%%

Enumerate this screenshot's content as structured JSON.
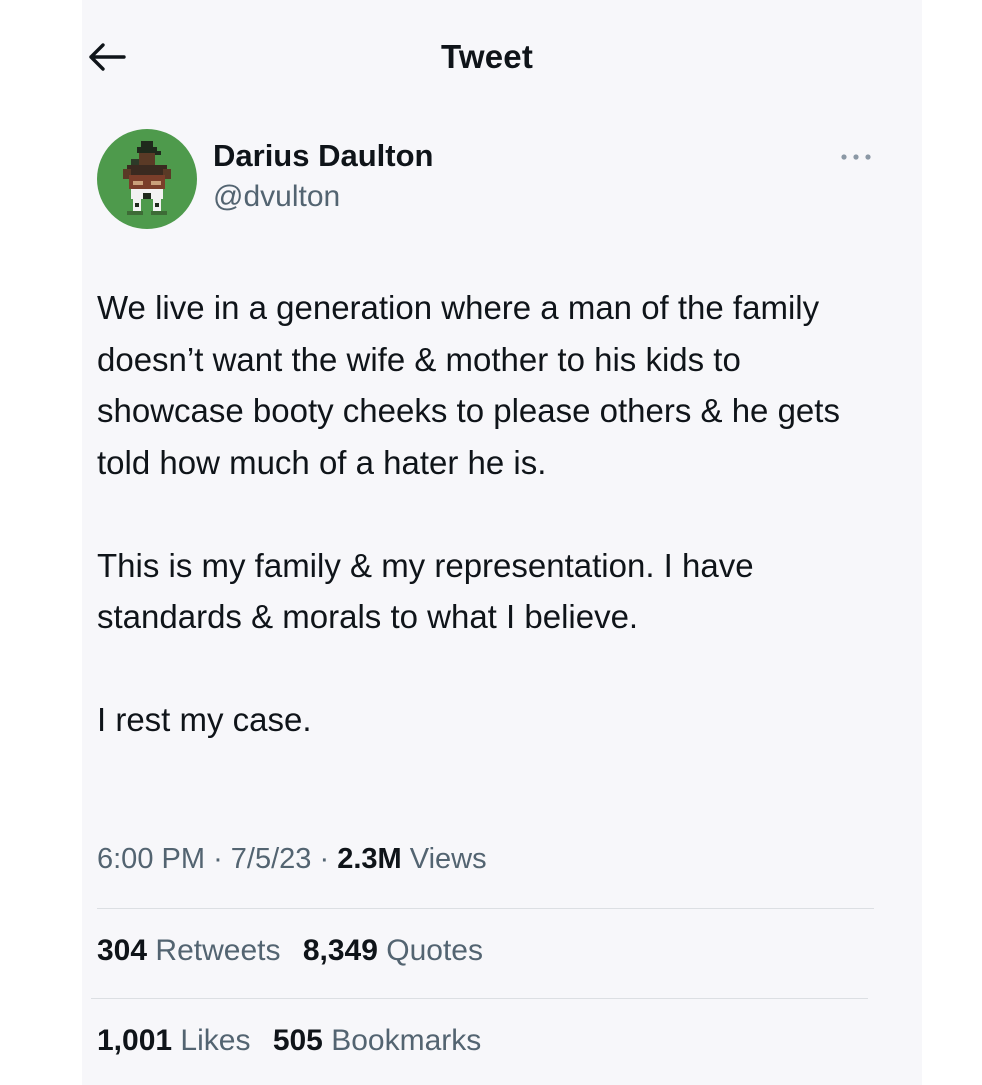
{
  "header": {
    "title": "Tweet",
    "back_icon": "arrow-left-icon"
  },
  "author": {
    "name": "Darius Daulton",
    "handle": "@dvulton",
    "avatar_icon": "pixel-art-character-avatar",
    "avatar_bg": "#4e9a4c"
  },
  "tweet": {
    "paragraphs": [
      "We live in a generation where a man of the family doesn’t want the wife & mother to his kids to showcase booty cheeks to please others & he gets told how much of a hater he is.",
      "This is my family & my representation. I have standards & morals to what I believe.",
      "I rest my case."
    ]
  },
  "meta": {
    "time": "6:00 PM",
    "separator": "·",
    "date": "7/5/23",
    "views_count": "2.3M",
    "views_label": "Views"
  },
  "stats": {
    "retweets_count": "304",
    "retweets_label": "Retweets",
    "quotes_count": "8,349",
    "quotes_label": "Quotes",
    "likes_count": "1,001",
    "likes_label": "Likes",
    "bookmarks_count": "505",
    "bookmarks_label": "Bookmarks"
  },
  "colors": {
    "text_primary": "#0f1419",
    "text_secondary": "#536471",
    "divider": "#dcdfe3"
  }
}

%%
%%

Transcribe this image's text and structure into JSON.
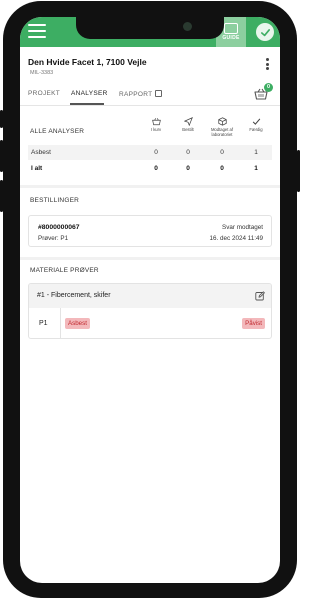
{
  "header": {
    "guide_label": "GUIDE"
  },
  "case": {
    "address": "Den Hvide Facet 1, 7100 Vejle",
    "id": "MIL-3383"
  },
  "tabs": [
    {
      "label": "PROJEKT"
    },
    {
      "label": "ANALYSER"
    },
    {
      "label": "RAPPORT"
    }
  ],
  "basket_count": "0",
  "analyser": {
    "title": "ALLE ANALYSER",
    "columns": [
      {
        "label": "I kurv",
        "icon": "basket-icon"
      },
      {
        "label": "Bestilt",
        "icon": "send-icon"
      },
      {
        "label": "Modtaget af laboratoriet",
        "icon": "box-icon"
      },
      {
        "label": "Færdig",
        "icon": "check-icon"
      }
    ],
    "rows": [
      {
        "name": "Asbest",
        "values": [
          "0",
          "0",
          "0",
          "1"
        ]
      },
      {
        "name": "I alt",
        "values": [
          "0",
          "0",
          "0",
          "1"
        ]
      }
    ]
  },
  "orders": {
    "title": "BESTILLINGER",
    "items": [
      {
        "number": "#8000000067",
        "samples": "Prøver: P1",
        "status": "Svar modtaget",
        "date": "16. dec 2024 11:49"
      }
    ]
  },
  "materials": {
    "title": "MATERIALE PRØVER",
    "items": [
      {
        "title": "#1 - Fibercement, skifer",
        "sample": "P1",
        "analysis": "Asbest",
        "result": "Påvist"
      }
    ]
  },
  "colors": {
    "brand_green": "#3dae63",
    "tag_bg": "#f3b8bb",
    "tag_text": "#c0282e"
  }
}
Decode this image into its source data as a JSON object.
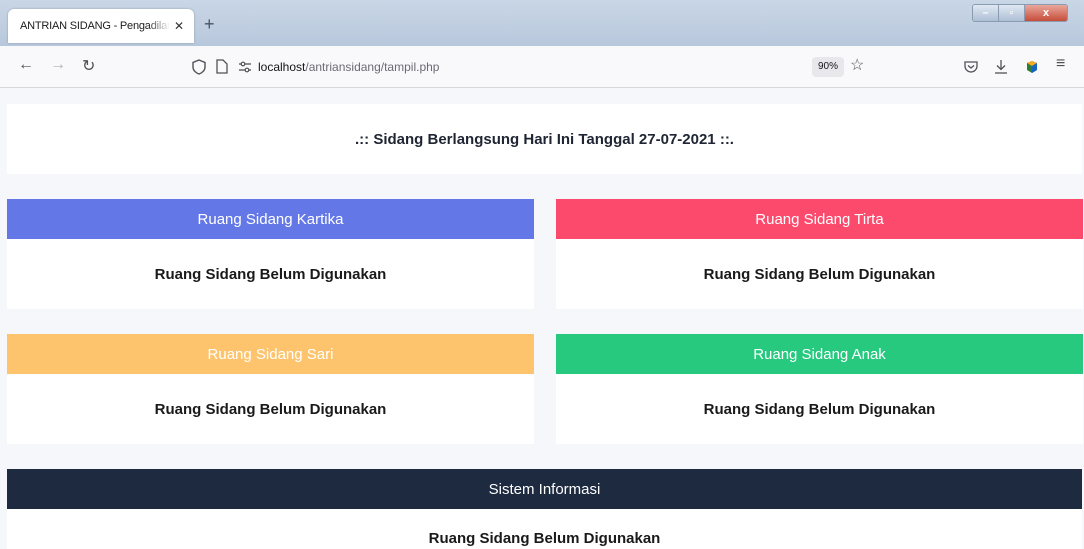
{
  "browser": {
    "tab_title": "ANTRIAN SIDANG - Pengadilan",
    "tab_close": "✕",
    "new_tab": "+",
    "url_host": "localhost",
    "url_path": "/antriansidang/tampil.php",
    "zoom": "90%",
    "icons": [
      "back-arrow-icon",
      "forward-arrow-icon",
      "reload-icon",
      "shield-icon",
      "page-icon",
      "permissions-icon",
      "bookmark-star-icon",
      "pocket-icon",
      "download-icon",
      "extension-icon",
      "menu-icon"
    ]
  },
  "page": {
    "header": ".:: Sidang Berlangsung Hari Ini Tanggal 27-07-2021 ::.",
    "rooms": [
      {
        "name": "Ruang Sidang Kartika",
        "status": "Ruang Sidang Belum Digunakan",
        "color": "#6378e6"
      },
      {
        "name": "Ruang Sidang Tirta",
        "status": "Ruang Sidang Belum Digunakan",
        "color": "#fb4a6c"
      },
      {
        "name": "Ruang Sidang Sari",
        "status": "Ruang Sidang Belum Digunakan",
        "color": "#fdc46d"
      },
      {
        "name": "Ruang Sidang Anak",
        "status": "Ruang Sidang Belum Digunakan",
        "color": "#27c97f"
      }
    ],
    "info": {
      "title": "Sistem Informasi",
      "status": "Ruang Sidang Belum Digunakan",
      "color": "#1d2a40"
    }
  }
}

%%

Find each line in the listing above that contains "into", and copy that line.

Transcribe this image's text and structure into JSON.
Decode this image into its source data as a JSON object.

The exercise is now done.